Dataset rows for apps and sites:
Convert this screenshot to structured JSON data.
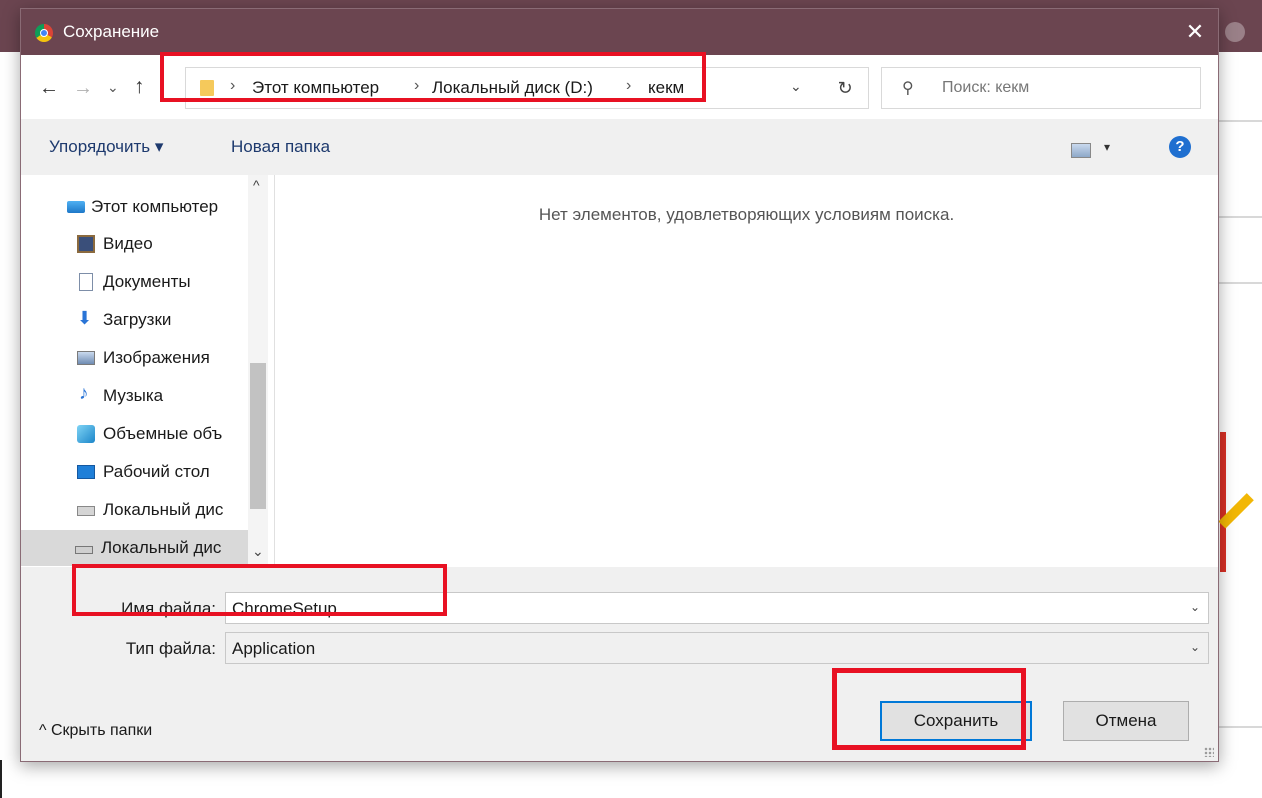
{
  "dialog": {
    "title": "Сохранение",
    "close_glyph": "✕"
  },
  "nav": {
    "back_glyph": "←",
    "forward_glyph": "→",
    "recent_glyph": "⌄",
    "up_glyph": "↑",
    "breadcrumb": [
      "Этот компьютер",
      "Локальный диск (D:)",
      "кекм"
    ],
    "separator_glyph": "›",
    "dropdown_glyph": "⌄",
    "refresh_glyph": "↻",
    "search_placeholder": "Поиск: кекм",
    "search_glyph": "⚲"
  },
  "toolbar": {
    "organize_label": "Упорядочить ▾",
    "new_folder_label": "Новая папка",
    "view_caret": "▾",
    "help_glyph": "?"
  },
  "sidebar": {
    "items": [
      {
        "label": "Этот компьютер",
        "icon": "computer-icon"
      },
      {
        "label": "Видео",
        "icon": "video-icon"
      },
      {
        "label": "Документы",
        "icon": "documents-icon"
      },
      {
        "label": "Загрузки",
        "icon": "downloads-icon"
      },
      {
        "label": "Изображения",
        "icon": "pictures-icon"
      },
      {
        "label": "Музыка",
        "icon": "music-icon"
      },
      {
        "label": "Объемные объ",
        "icon": "3d-objects-icon"
      },
      {
        "label": "Рабочий стол",
        "icon": "desktop-icon"
      },
      {
        "label": "Локальный дис",
        "icon": "local-disk-c-icon"
      },
      {
        "label": "Локальный дис",
        "icon": "local-disk-d-icon",
        "selected": true
      }
    ],
    "scroll_up_glyph": "^",
    "scroll_down_glyph": "⌄"
  },
  "content": {
    "empty_message": "Нет элементов, удовлетворяющих условиям поиска."
  },
  "form": {
    "filename_label": "Имя файла:",
    "filename_value": "ChromeSetup",
    "filetype_label": "Тип файла:",
    "filetype_value": "Application",
    "dropdown_glyph": "⌄"
  },
  "footer": {
    "hide_folders_label": "^ Скрыть папки",
    "save_label": "Сохранить",
    "cancel_label": "Отмена"
  },
  "colors": {
    "titlebar": "#6b4550",
    "highlight": "#e81123",
    "accent": "#0078d7"
  }
}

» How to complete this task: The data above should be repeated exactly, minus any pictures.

» Result:
Convert this screenshot to structured JSON data.
{
  "dialog": {
    "title": "Сохранение",
    "close_glyph": "✕"
  },
  "nav": {
    "back_glyph": "←",
    "forward_glyph": "→",
    "recent_glyph": "⌄",
    "up_glyph": "↑",
    "breadcrumb": [
      "Этот компьютер",
      "Локальный диск (D:)",
      "кекм"
    ],
    "separator_glyph": "›",
    "dropdown_glyph": "⌄",
    "refresh_glyph": "↻",
    "search_placeholder": "Поиск: кекм",
    "search_glyph": "⚲"
  },
  "toolbar": {
    "organize_label": "Упорядочить ▾",
    "new_folder_label": "Новая папка",
    "view_caret": "▾",
    "help_glyph": "?"
  },
  "sidebar": {
    "items": [
      {
        "label": "Этот компьютер",
        "icon": "computer-icon"
      },
      {
        "label": "Видео",
        "icon": "video-icon"
      },
      {
        "label": "Документы",
        "icon": "documents-icon"
      },
      {
        "label": "Загрузки",
        "icon": "downloads-icon"
      },
      {
        "label": "Изображения",
        "icon": "pictures-icon"
      },
      {
        "label": "Музыка",
        "icon": "music-icon"
      },
      {
        "label": "Объемные объ",
        "icon": "3d-objects-icon"
      },
      {
        "label": "Рабочий стол",
        "icon": "desktop-icon"
      },
      {
        "label": "Локальный дис",
        "icon": "local-disk-c-icon"
      },
      {
        "label": "Локальный дис",
        "icon": "local-disk-d-icon",
        "selected": true
      }
    ],
    "scroll_up_glyph": "^",
    "scroll_down_glyph": "⌄"
  },
  "content": {
    "empty_message": "Нет элементов, удовлетворяющих условиям поиска."
  },
  "form": {
    "filename_label": "Имя файла:",
    "filename_value": "ChromeSetup",
    "filetype_label": "Тип файла:",
    "filetype_value": "Application",
    "dropdown_glyph": "⌄"
  },
  "footer": {
    "hide_folders_label": "^ Скрыть папки",
    "save_label": "Сохранить",
    "cancel_label": "Отмена"
  },
  "colors": {
    "titlebar": "#6b4550",
    "highlight": "#e81123",
    "accent": "#0078d7"
  }
}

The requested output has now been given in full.